[Collected data]
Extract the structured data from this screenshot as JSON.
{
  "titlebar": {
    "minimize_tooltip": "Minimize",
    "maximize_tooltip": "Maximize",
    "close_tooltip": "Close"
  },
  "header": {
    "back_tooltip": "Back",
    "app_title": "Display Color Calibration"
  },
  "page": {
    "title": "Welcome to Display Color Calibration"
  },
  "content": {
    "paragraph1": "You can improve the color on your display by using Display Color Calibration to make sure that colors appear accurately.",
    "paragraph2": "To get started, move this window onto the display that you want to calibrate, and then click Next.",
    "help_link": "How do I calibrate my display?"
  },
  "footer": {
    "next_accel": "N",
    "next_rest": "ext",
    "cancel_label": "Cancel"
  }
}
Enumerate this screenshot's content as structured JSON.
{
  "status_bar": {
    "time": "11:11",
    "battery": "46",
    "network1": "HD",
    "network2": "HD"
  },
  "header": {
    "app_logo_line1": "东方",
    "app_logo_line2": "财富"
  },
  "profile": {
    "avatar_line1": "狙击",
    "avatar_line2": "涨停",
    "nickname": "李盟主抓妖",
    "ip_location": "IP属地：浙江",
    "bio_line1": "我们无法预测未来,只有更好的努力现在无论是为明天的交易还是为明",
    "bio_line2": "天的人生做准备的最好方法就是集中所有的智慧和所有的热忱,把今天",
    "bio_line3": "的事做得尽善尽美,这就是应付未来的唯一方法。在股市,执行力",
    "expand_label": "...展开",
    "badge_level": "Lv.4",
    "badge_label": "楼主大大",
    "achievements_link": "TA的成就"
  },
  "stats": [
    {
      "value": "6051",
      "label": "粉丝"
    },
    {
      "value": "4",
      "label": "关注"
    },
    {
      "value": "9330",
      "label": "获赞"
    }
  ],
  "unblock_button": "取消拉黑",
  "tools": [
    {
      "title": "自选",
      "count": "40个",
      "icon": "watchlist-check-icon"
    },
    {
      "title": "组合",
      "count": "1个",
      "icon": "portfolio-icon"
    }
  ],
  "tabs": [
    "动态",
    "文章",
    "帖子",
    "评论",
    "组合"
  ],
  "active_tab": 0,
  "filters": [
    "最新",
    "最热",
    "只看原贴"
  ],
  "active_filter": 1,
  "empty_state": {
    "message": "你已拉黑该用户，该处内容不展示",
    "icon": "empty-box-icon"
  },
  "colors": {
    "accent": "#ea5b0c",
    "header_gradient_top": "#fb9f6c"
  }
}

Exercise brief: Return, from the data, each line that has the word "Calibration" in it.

Exercise response:
    "app_title": "Display Color Calibration"
    "title": "Welcome to Display Color Calibration"
    "paragraph1": "You can improve the color on your display by using Display Color Calibration to make sure that colors appear accurately.",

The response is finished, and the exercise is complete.